Passivation is a term coined by André Green that refers to patients’ capacity to entrust themselves to analytic care. He interprets Freud’s concept of the “repudiation of femininity” as the repudiation of the mother’s passivating action, her seductive care, rendering the infant passive. This also refers to the individual’s passivity in the face of the drives.
Symbolic impoverishment (Gregorio Kohon) It indicates a deficit in the process of symbolisation; if malignant, although not conscious or wilful, it represents the subject’s misunderstanding of the issues under consideration. The subject appears to have suffered an early, primary failure in the process of representation: concepts, ideas, fantasies, tentative impressions, hypotheses, make-believe and speculative thoughts can only be understood in terms of concrete actions.
There is a conspicuous externalisation of experience: the subjects do not feel that they own their actions, and this is frequently accompanied by unconvincing rationalisations. Since the experience remains external to their subjectivity, events happen to them but they remain observers, not active participants. Experiences, instead of being felt and somehow understood, are kept outside; there is no expulsion and discharge as such, no projection; experiences were not registered in the first place; in other words, symbolic impoverishment is not the result of repression. The subject is unaware of these processes, living in a state of mind potentially similar to alienation, where all sense of purpose is obscured, and meaning is lost.
The capacity to symbolize may have become impoverished in early life, when the original experience of primitive anxieties became too persecutory; in all probability, no parental figures were emotionally present to help the baby contain them. If, at an early stage, primitive anxieties were repeatedly disallowed, ignored, and negated by the parental figures, or affected by their absence, integration of the ego’s structure would have not have developed satisfactorily; thus, attacks on linking would have disrupted and thwarted intellectual progress. Symbols were formed but the emotional capacity to interpret them would have been inhibited and not allowed to develop.
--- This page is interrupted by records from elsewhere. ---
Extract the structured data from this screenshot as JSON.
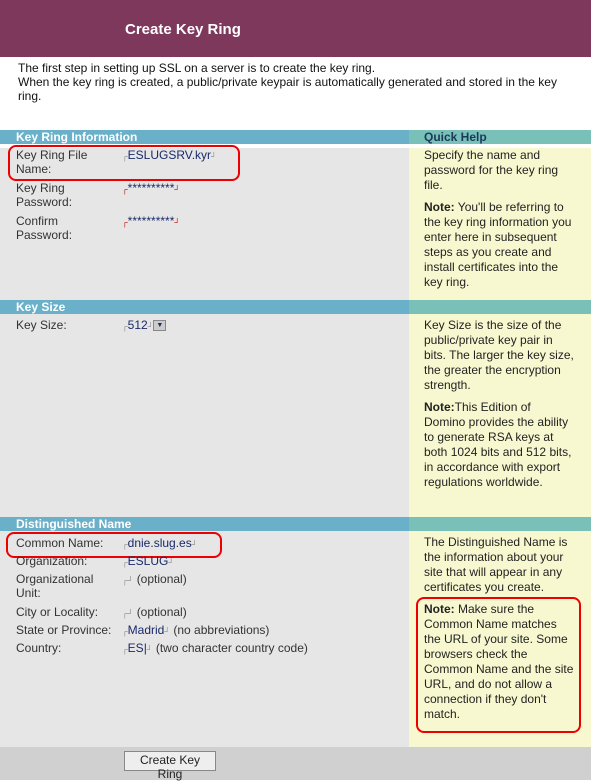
{
  "header": {
    "title": "Create Key Ring"
  },
  "intro": {
    "line1": "The first step in setting up SSL on a server is to create the key ring.",
    "line2": "When the key ring is created, a public/private keypair is automatically generated and stored in the key ring."
  },
  "key_ring_info": {
    "heading": "Key Ring Information",
    "file_label": "Key Ring File Name:",
    "file_value": "ESLUGSRV.kyr",
    "password_label": "Key Ring Password:",
    "password_value": "**********",
    "confirm_label": "Confirm Password:",
    "confirm_value": "**********"
  },
  "quick_help": {
    "heading": "Quick Help",
    "p1": "Specify the name and password for the key ring file.",
    "note1_label": "Note:",
    "note1": " You'll be referring to the key ring information you enter here in subsequent steps as you create and install certificates into the key ring.",
    "p2": "Key Size is the size of the public/private key pair in bits.   The larger the key size, the greater the encryption strength.",
    "note2_label": "Note:",
    "note2": "This Edition of Domino provides the ability to generate RSA keys at both 1024 bits and 512 bits, in accordance with export regulations worldwide.",
    "p3": "The Distinguished Name is the information about your site that will appear in any certificates you create.",
    "note3_label": "Note:",
    "note3": " Make sure the Common Name matches the URL of your site. Some browsers check the Common Name and the site URL, and do not allow a connection if they don't match."
  },
  "key_size": {
    "heading": "Key Size",
    "label": "Key Size:",
    "value": "512"
  },
  "dn": {
    "heading": "Distinguished Name",
    "cn_label": "Common Name:",
    "cn_value": "dnie.slug.es",
    "org_label": "Organization:",
    "org_value": "ESLUG",
    "ou_label": "Organizational Unit:",
    "ou_value": "",
    "ou_hint": "(optional)",
    "city_label": "City or Locality:",
    "city_value": "",
    "city_hint": "(optional)",
    "state_label": "State or Province:",
    "state_value": "Madrid",
    "state_hint": "(no abbreviations)",
    "country_label": "Country:",
    "country_value": "ES",
    "country_hint": "(two character country code)"
  },
  "footer": {
    "button": "Create Key Ring"
  },
  "colors": {
    "header": "#7d385c",
    "section": "#6ab0c8",
    "quick_help": "#78c0b8",
    "help_bg": "#f8f8d0",
    "highlight": "#ee0000"
  }
}
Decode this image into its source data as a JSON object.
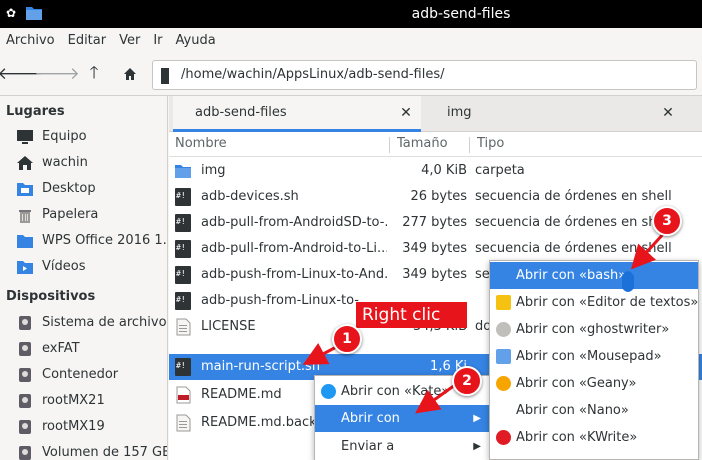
{
  "window": {
    "title": "adb-send-files"
  },
  "menubar": [
    "Archivo",
    "Editar",
    "Ver",
    "Ir",
    "Ayuda"
  ],
  "location": {
    "path": "/home/wachin/AppsLinux/adb-send-files/"
  },
  "sidebar": {
    "places_heading": "Lugares",
    "places": [
      {
        "label": "Equipo",
        "icon": "monitor-icon"
      },
      {
        "label": "wachin",
        "icon": "home-icon"
      },
      {
        "label": "Desktop",
        "icon": "desktop-folder-icon"
      },
      {
        "label": "Papelera",
        "icon": "trash-icon"
      },
      {
        "label": "WPS Office 2016 1...",
        "icon": "folder-icon"
      },
      {
        "label": "Vídeos",
        "icon": "videos-folder-icon"
      }
    ],
    "devices_heading": "Dispositivos",
    "devices": [
      {
        "label": "Sistema de archivos",
        "icon": "drive-icon"
      },
      {
        "label": "exFAT",
        "icon": "drive-icon"
      },
      {
        "label": "Contenedor",
        "icon": "drive-icon"
      },
      {
        "label": "rootMX21",
        "icon": "drive-icon"
      },
      {
        "label": "rootMX19",
        "icon": "drive-icon"
      },
      {
        "label": "Volumen de 157 GB",
        "icon": "drive-icon"
      }
    ]
  },
  "tabs": [
    {
      "label": "adb-send-files",
      "active": true
    },
    {
      "label": "img",
      "active": false
    }
  ],
  "columns": {
    "name": "Nombre",
    "size": "Tamaño",
    "type": "Tipo"
  },
  "files": [
    {
      "name": "img",
      "size": "4,0 KiB",
      "type": "carpeta",
      "icon": "folder-icon"
    },
    {
      "name": "adb-devices.sh",
      "size": "26 bytes",
      "type": "secuencia de órdenes en shell",
      "icon": "shell-script-icon"
    },
    {
      "name": "adb-pull-from-AndroidSD-to-...",
      "size": "277 bytes",
      "type": "secuencia de órdenes en shell",
      "icon": "shell-script-icon"
    },
    {
      "name": "adb-pull-from-Android-to-Li...",
      "size": "349 bytes",
      "type": "secuencia de órdenes en shell",
      "icon": "shell-script-icon"
    },
    {
      "name": "adb-push-from-Linux-to-And...",
      "size": "349 bytes",
      "type": "secuencia de órdenes en shell",
      "icon": "shell-script-icon"
    },
    {
      "name": "adb-push-from-Linux-to-",
      "size": "",
      "type": "",
      "icon": "shell-script-icon"
    },
    {
      "name": "LICENSE",
      "size": "34,3 KiB",
      "type": "do",
      "icon": "text-file-icon"
    },
    {
      "name": "main-run-script.sh",
      "size": "1,6 Ki",
      "type": "",
      "icon": "shell-script-icon",
      "selected": true
    },
    {
      "name": "README.md",
      "size": "",
      "type": "",
      "icon": "markdown-file-icon"
    },
    {
      "name": "README.md.backu",
      "size": "",
      "type": "",
      "icon": "text-file-icon"
    }
  ],
  "context_menu": [
    {
      "label": "Abrir con «Kate»",
      "icon": "kate-icon"
    },
    {
      "label": "Abrir con",
      "icon": "",
      "highlighted": true,
      "submenu": true
    },
    {
      "label": "Enviar a",
      "icon": "",
      "submenu": true
    }
  ],
  "submenu": [
    {
      "label": "Abrir con «bash»",
      "icon": "",
      "highlighted": true
    },
    {
      "label": "Abrir con «Editor de textos»",
      "icon": "text-editor-icon"
    },
    {
      "label": "Abrir con «ghostwriter»",
      "icon": "ghostwriter-icon"
    },
    {
      "label": "Abrir con «Mousepad»",
      "icon": "mousepad-icon"
    },
    {
      "label": "Abrir con «Geany»",
      "icon": "geany-icon"
    },
    {
      "label": "Abrir con «Nano»",
      "icon": ""
    },
    {
      "label": "Abrir con «KWrite»",
      "icon": "kwrite-icon"
    }
  ],
  "annotations": {
    "callout": "Right clic",
    "badges": [
      "1",
      "2",
      "3"
    ]
  },
  "colors": {
    "accent": "#3584e4",
    "annotation_red": "#e8141b"
  }
}
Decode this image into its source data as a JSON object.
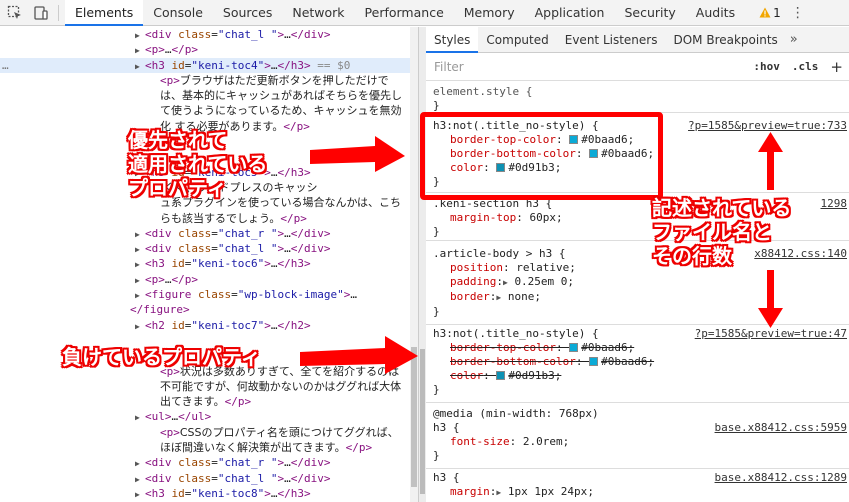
{
  "toolbar": {
    "tabs": [
      "Elements",
      "Console",
      "Sources",
      "Network",
      "Performance",
      "Memory",
      "Application",
      "Security",
      "Audits"
    ],
    "warning_count": "1"
  },
  "dom_lines": [
    {
      "indent": 9,
      "tri": "▶",
      "html": "<span class=\"tag\">&lt;div</span> <span class=\"attr\">class</span>=<span class=\"val\">\"chat_l \"</span><span class=\"tag\">&gt;</span>…<span class=\"tag\">&lt;/div&gt;</span>"
    },
    {
      "indent": 9,
      "tri": "▶",
      "html": "<span class=\"tag\">&lt;p&gt;</span>…<span class=\"tag\">&lt;/p&gt;</span>"
    },
    {
      "indent": 9,
      "tri": "▶",
      "sel": true,
      "dots": "…",
      "html": "<span class=\"tag\">&lt;h3</span> <span class=\"attr\">id</span>=<span class=\"val\">\"keni-toc4\"</span><span class=\"tag\">&gt;</span>…<span class=\"tag\">&lt;/h3&gt;</span> <span class=\"eq0\">== $0</span>"
    },
    {
      "indent": 10,
      "tri": "",
      "html": "<span class=\"tag\">&lt;p&gt;</span><span class=\"txt\">ブラウザはただ更新ボタンを押しただけで</span>"
    },
    {
      "indent": 10,
      "tri": "",
      "html": "<span class=\"txt\">は、基本的にキャッシュがあればそちらを優先し</span>"
    },
    {
      "indent": 10,
      "tri": "",
      "html": "<span class=\"txt\">て使うようになっているため、キャッシュを無効</span>"
    },
    {
      "indent": 10,
      "tri": "",
      "html": "<span class=\"txt\">化  する必要があります。</span><span class=\"tag\">&lt;/p&gt;</span>"
    },
    {
      "indent": 9,
      "tri": "",
      "html": ""
    },
    {
      "indent": 9,
      "tri": "",
      "html": ""
    },
    {
      "indent": 9,
      "tri": "▶",
      "html": "<span class=\"tag\">&lt;h3</span> <span class=\"attr\">id</span>=<span class=\"val\">\"keni-toc5\"</span><span class=\"tag\">&gt;</span>…<span class=\"tag\">&lt;/h3&gt;</span>"
    },
    {
      "indent": 10,
      "tri": "",
      "html": "<span class=\"txt\">                くく、ワードプレスのキャッシ</span>"
    },
    {
      "indent": 10,
      "tri": "",
      "html": "<span class=\"txt\">ュ系プラグインを使っている場合なんかは、こち</span>"
    },
    {
      "indent": 10,
      "tri": "",
      "html": "<span class=\"txt\">らも該当するでしょう。</span><span class=\"tag\">&lt;/p&gt;</span>"
    },
    {
      "indent": 9,
      "tri": "▶",
      "html": "<span class=\"tag\">&lt;div</span> <span class=\"attr\">class</span>=<span class=\"val\">\"chat_r \"</span><span class=\"tag\">&gt;</span>…<span class=\"tag\">&lt;/div&gt;</span>"
    },
    {
      "indent": 9,
      "tri": "▶",
      "html": "<span class=\"tag\">&lt;div</span> <span class=\"attr\">class</span>=<span class=\"val\">\"chat_l \"</span><span class=\"tag\">&gt;</span>…<span class=\"tag\">&lt;/div&gt;</span>"
    },
    {
      "indent": 9,
      "tri": "▶",
      "html": "<span class=\"tag\">&lt;h3</span> <span class=\"attr\">id</span>=<span class=\"val\">\"keni-toc6\"</span><span class=\"tag\">&gt;</span>…<span class=\"tag\">&lt;/h3&gt;</span>"
    },
    {
      "indent": 9,
      "tri": "▶",
      "html": "<span class=\"tag\">&lt;p&gt;</span>…<span class=\"tag\">&lt;/p&gt;</span>"
    },
    {
      "indent": 9,
      "tri": "▶",
      "html": "<span class=\"tag\">&lt;figure</span> <span class=\"attr\">class</span>=<span class=\"val\">\"wp-block-image\"</span><span class=\"tag\">&gt;</span>…"
    },
    {
      "indent": 8,
      "tri": "",
      "html": "<span class=\"tag\">&lt;/figure&gt;</span>"
    },
    {
      "indent": 9,
      "tri": "▶",
      "html": "<span class=\"tag\">&lt;h2</span> <span class=\"attr\">id</span>=<span class=\"val\">\"keni-toc7\"</span><span class=\"tag\">&gt;</span>…<span class=\"tag\">&lt;/h2&gt;</span>"
    },
    {
      "indent": 9,
      "tri": "",
      "html": ""
    },
    {
      "indent": 9,
      "tri": "",
      "html": ""
    },
    {
      "indent": 10,
      "tri": "",
      "html": "<span class=\"tag\">&lt;p&gt;</span><span class=\"txt\">状況は多数ありすぎて、全てを紹介するのは</span>"
    },
    {
      "indent": 10,
      "tri": "",
      "html": "<span class=\"txt\">不可能ですが、何故動かないのかはググれば大体</span>"
    },
    {
      "indent": 10,
      "tri": "",
      "html": "<span class=\"txt\">出てきます。</span><span class=\"tag\">&lt;/p&gt;</span>"
    },
    {
      "indent": 9,
      "tri": "▶",
      "html": "<span class=\"tag\">&lt;ul&gt;</span>…<span class=\"tag\">&lt;/ul&gt;</span>"
    },
    {
      "indent": 10,
      "tri": "",
      "html": "<span class=\"tag\">&lt;p&gt;</span><span class=\"txt\">CSSのプロパティ名を頭につけてググれば、</span>"
    },
    {
      "indent": 10,
      "tri": "",
      "html": "<span class=\"txt\">ほぼ間違いなく解決策が出てきます。</span><span class=\"tag\">&lt;/p&gt;</span>"
    },
    {
      "indent": 9,
      "tri": "▶",
      "html": "<span class=\"tag\">&lt;div</span> <span class=\"attr\">class</span>=<span class=\"val\">\"chat_r \"</span><span class=\"tag\">&gt;</span>…<span class=\"tag\">&lt;/div&gt;</span>"
    },
    {
      "indent": 9,
      "tri": "▶",
      "html": "<span class=\"tag\">&lt;div</span> <span class=\"attr\">class</span>=<span class=\"val\">\"chat_l \"</span><span class=\"tag\">&gt;</span>…<span class=\"tag\">&lt;/div&gt;</span>"
    },
    {
      "indent": 9,
      "tri": "▶",
      "html": "<span class=\"tag\">&lt;h3</span> <span class=\"attr\">id</span>=<span class=\"val\">\"keni-toc8\"</span><span class=\"tag\">&gt;</span>…<span class=\"tag\">&lt;/h3&gt;</span>"
    }
  ],
  "styles_tabs": [
    "Styles",
    "Computed",
    "Event Listeners",
    "DOM Breakpoints"
  ],
  "filter": {
    "placeholder": "Filter",
    "hov": ":hov",
    "cls": ".cls",
    "plus": "+"
  },
  "rules": {
    "element_style": {
      "selector": "element.style {",
      "close": "}"
    },
    "r1": {
      "selector": "h3:not(.title_no-style) {",
      "source": "?p=1585&preview=true:733",
      "props": [
        {
          "name": "border-top-color",
          "value": "#0baad6",
          "color": "#0baad6"
        },
        {
          "name": "border-bottom-color",
          "value": "#0baad6",
          "color": "#0baad6"
        },
        {
          "name": "color",
          "value": "#0d91b3",
          "color": "#0d91b3"
        }
      ],
      "close": "}"
    },
    "r2": {
      "selector": ".keni-section h3 {",
      "source": "1298",
      "props": [
        {
          "name": "margin-top",
          "value": "60px"
        }
      ],
      "close": "}"
    },
    "r3": {
      "selector": ".article-body > h3 {",
      "source": "x88412.css:140",
      "props": [
        {
          "name": "position",
          "value": "relative"
        },
        {
          "name": "padding",
          "value": "0.25em 0"
        },
        {
          "name": "border",
          "value": "none"
        }
      ],
      "close": "}"
    },
    "r4": {
      "selector": "h3:not(.title_no-style) {",
      "source": "?p=1585&preview=true:47",
      "props": [
        {
          "name": "border-top-color",
          "value": "#0baad6",
          "color": "#0baad6"
        },
        {
          "name": "border-bottom-color",
          "value": "#0baad6",
          "color": "#0baad6"
        },
        {
          "name": "color",
          "value": "#0d91b3",
          "color": "#0d91b3"
        }
      ],
      "close": "}"
    },
    "r5": {
      "media": "@media (min-width: 768px)",
      "selector": "h3 {",
      "source": "base.x88412.css:5959",
      "props": [
        {
          "name": "font-size",
          "value": "2.0rem"
        }
      ],
      "close": "}"
    },
    "r6": {
      "selector": "h3 {",
      "source": "base.x88412.css:1289",
      "props": [
        {
          "name": "margin",
          "value": "1px 1px 24px"
        }
      ]
    }
  },
  "annotations": {
    "applied": [
      "優先されて",
      "適用されている",
      "プロパティ"
    ],
    "source": [
      "記述されている",
      "ファイル名と",
      "その行数"
    ],
    "overridden": "負けているプロパティ"
  },
  "colors": {
    "accent": "#1a73e8",
    "annotation_red": "#ee0000"
  }
}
Kohon, G. (2000). Dreams, symbolic impoverishment and the question of the other. Dreaming and thinking, 73-90. London: Carnac